Conflicts of interest in medical science: peer usage, peer review and 'CoI consultancy'

Med Hypotheses. 2004;63(2):181-6. doi: 10.1016/j.mehy.2004.06.001.


In recent years, the perception has grown that conflicts of interest are having a detrimental effect on medical science as it influences health policy and clinical practice, leading medical journals to enforce self-declaration of potential biases in the attempt to counteract or compensate for the problem. Conflict of interest (CoI) declarations have traditionally been considered inappropriate in pure science since its evaluation systems themselves constitute a mechanism for eliminating the effect of individual biases. Pure science is primarily evaluated by 'peer usage', in which scientific information is 'replicated' by being incorporated in the work of other scientists, and tested by further observation of the natural world. Over the long-term, the process works because significant biases impair the quality of science, and bad science tends to be neglected or refuted. However, scientific evaluation operates slowly over years and decades, and only a small proportion of published work is ever actually evaluated. But most of modern medical science no longer conforms to the model of pure science, and may instead be conceptualized as a system of 'applied' science having different aims and evaluation processes. The aim of applied medical science is to solve pre-specified problems, and to provide scientific information ready for implementation immediately following publication. The primary evaluation process of applied science is peer review, not peer usage. Peer review is much more rapid (with a timescale of weeks or months) and cheaper than peer usage and (consequently) has a much wider application: peer review is a prospective validation while peer usage is retrospective. Since applied science consists of incremental advances on existing knowledge achieved using established techniques, its results can usually be reliably evaluated by peer review. However, despite its considerable convenience, peer review has significant limitations related to its reliance on opinion. One major limitation of peer review has proved to be its inability to deal with conflicts of interest, especially in a 'big science' context when prestigious scientists may have similar biases, and conflicts of interest are widely shared among peer reviewers. When applied medical science has been later checked against the slower but more valid processes of peer usage, it seems that reliance on peer review may allow damaging distortions to become 'locked-in' to clinical practice and health policy for considerable periods. Scientific progress is generally underpinned by increasing specialization. Medical journals should specialize in the communication of scientific information, and they have neither the resources nor the motivation to investigate and measure conflicts of interest. Effectively dealing with the problem of conflicts of interest in applied medical science firstly requires a more explicit demarcation between the communications media of pure medical science and applied medical science. Greater specialization of these activities would then allow distinctive aims and evaluation systems to evolve with the expectation of improved performance in both pure and applied systems. In future, applied medical science should operate with an assumption of bias, with the onus of proof on applied medical scientists to facilitate the 'data transparency' necessary to validate their research. Journals of applied medical science will probably require more rigorous processes of peer review than at present, since their publications are intended to be ready for implementation. But since peer review does not adequately filter-out conflicts of interest in applied medical science, there is a need for the evolution of specialist post-publication institutional mechanisms. The suggested solution is to encourage the establishment of independent 'CoI consultancy' services, whose role would be to evaluate conflicts of interest and other biases in published applied medical science prior to their implementation. Such services would be paid-for by the groups who intend to implement applied medical research.

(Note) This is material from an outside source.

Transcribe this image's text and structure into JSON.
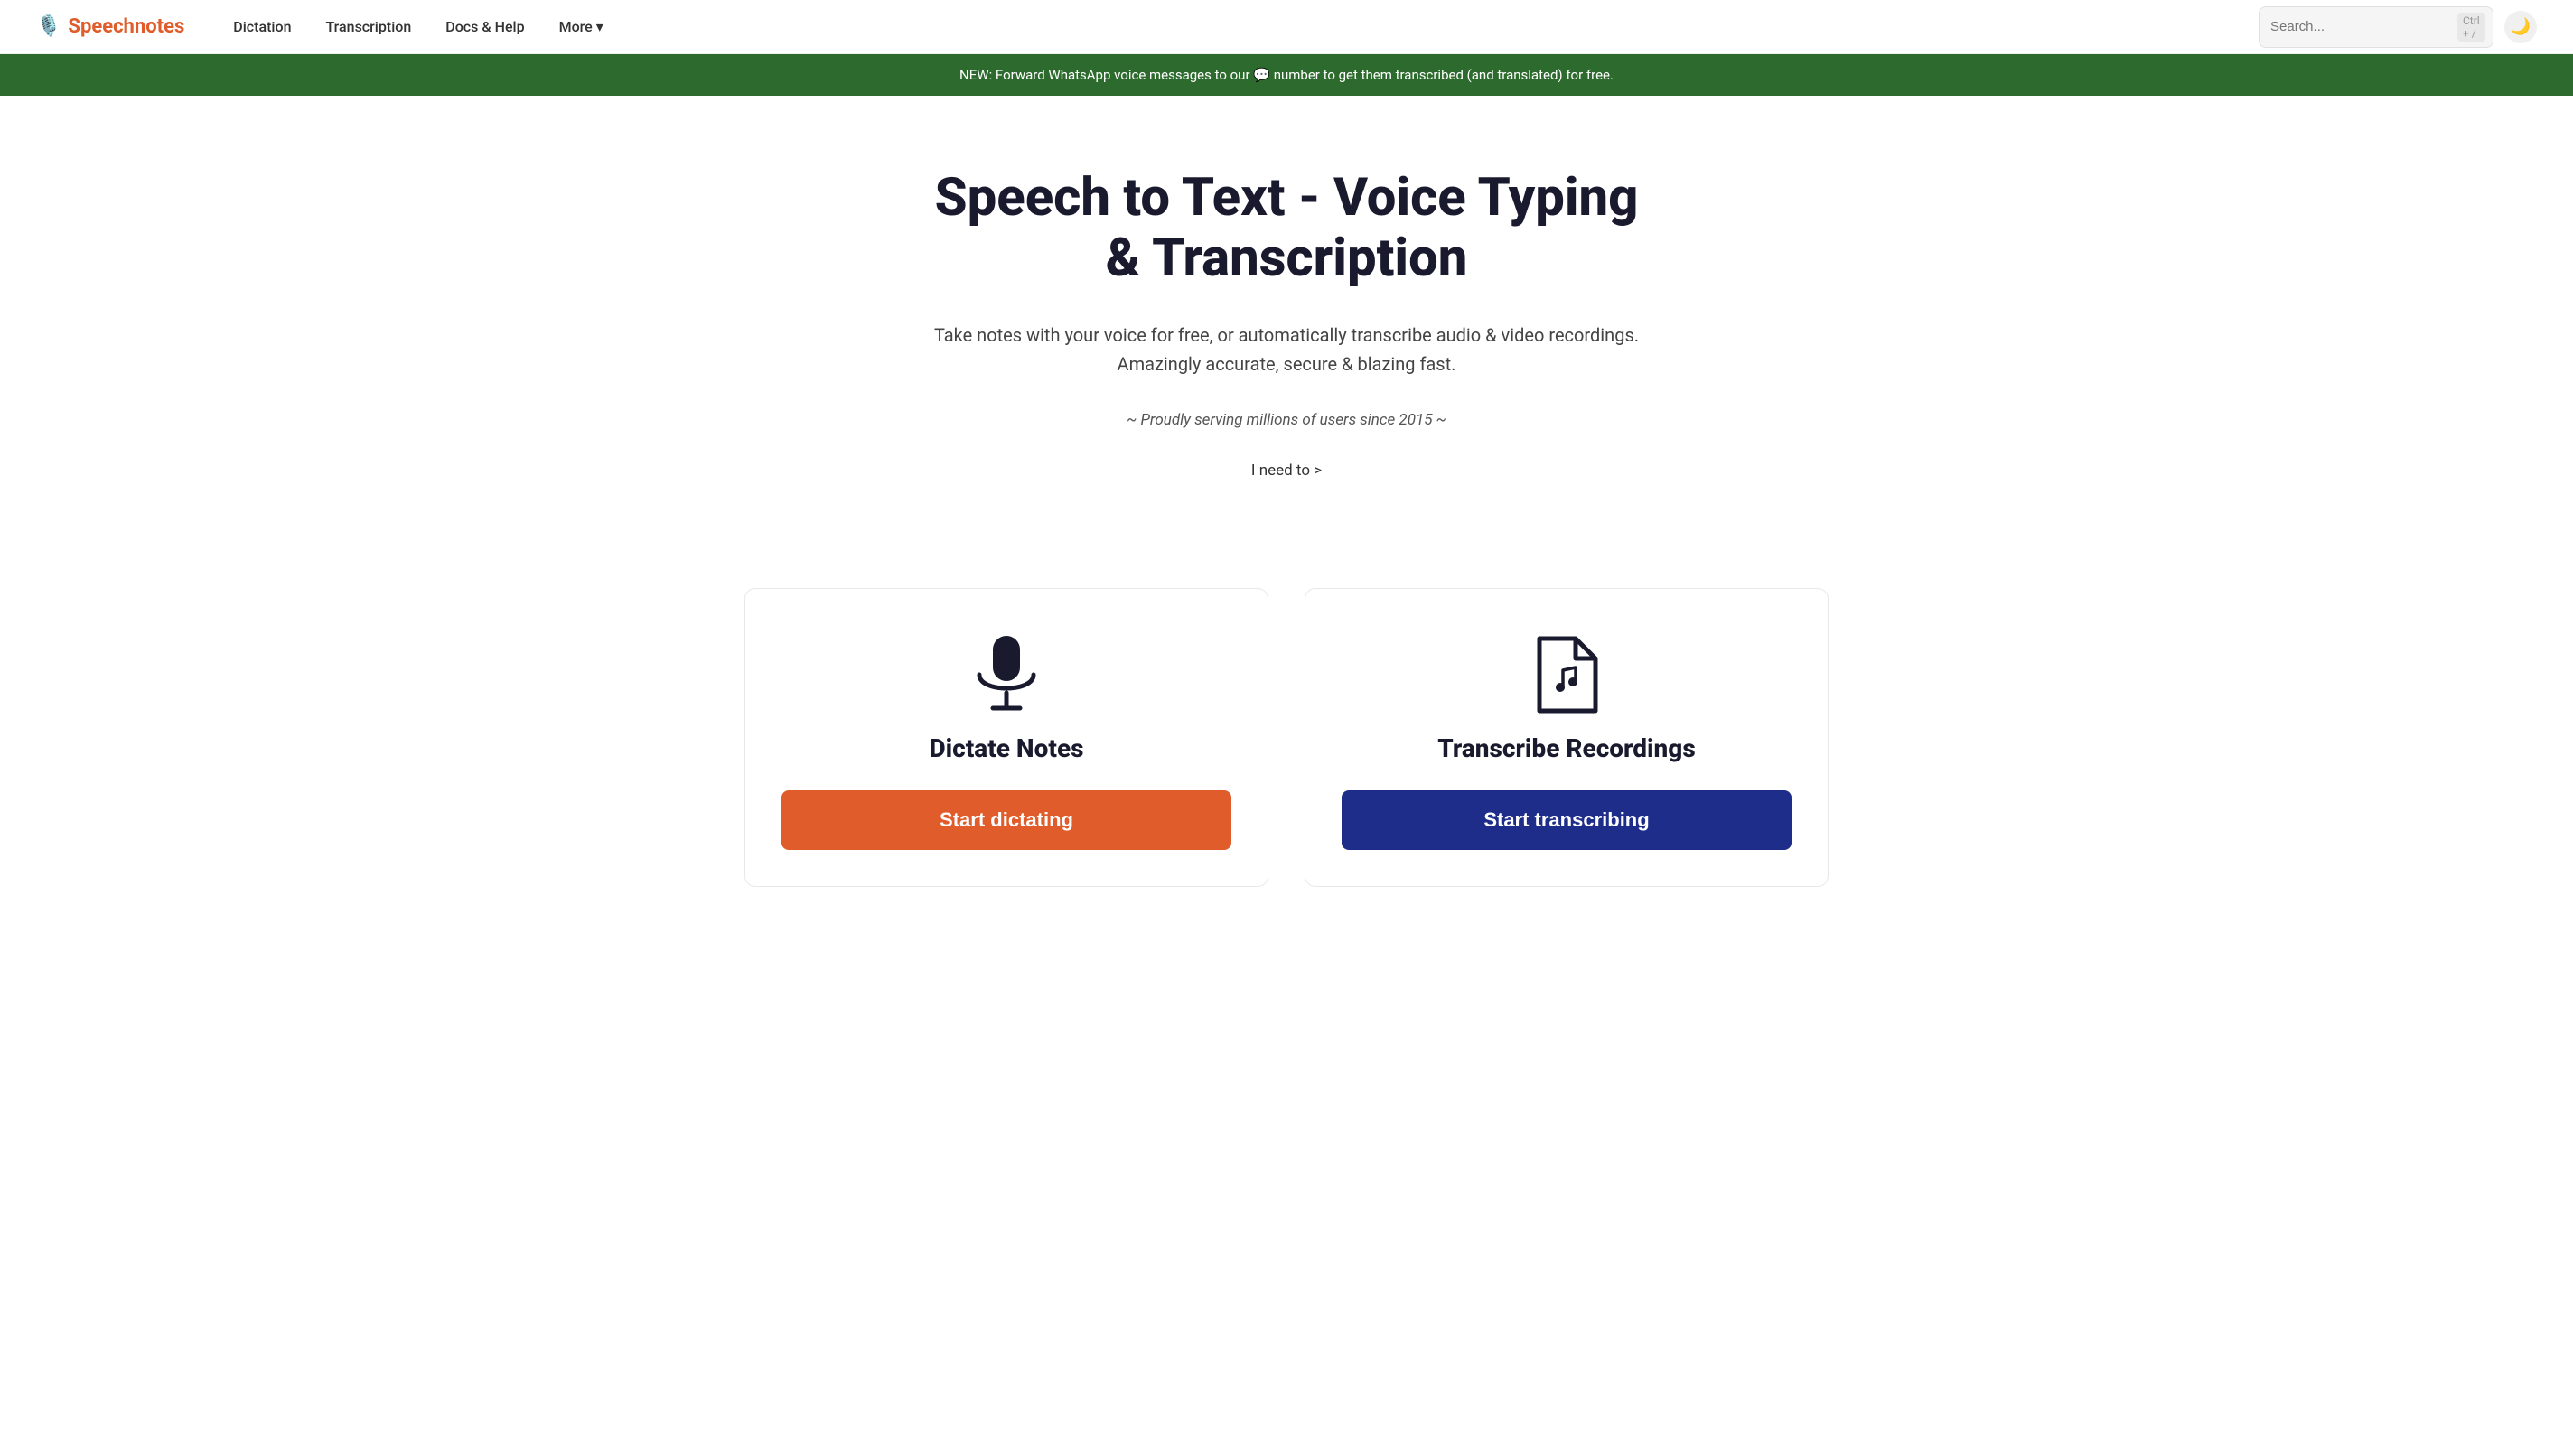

Publication types

  • Editorial

MeSH terms

  • Conflict of Interest*
  • Medicine / trends*
  • Peer Review*